# Your task
In the copy you make, keep each entry exactly as it is and leave out all images.

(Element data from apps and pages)
::::::::::

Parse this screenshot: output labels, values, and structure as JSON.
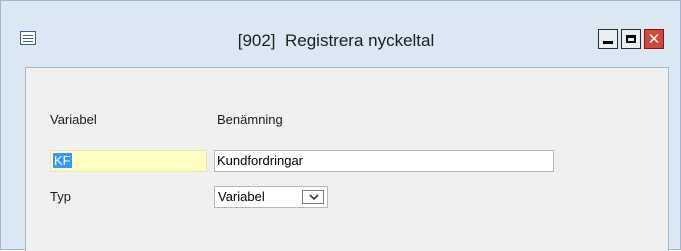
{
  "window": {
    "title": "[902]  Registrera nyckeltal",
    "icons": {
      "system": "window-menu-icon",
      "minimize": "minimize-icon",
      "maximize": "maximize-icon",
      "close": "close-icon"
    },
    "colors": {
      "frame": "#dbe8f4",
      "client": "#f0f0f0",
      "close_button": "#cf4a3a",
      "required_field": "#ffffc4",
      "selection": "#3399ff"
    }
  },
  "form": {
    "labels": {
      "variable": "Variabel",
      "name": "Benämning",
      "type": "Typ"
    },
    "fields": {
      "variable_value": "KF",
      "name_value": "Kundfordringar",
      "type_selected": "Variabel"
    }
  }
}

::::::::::

# Output for this task
Parse this screenshot: output labels, values, and structure as JSON.
{
  "window": {
    "title": "[902]  Registrera nyckeltal",
    "icons": {
      "system": "window-menu-icon",
      "minimize": "minimize-icon",
      "maximize": "maximize-icon",
      "close": "close-icon"
    },
    "colors": {
      "frame": "#dbe8f4",
      "client": "#f0f0f0",
      "close_button": "#cf4a3a",
      "required_field": "#ffffc4",
      "selection": "#3399ff"
    }
  },
  "form": {
    "labels": {
      "variable": "Variabel",
      "name": "Benämning",
      "type": "Typ"
    },
    "fields": {
      "variable_value": "KF",
      "name_value": "Kundfordringar",
      "type_selected": "Variabel"
    }
  }
}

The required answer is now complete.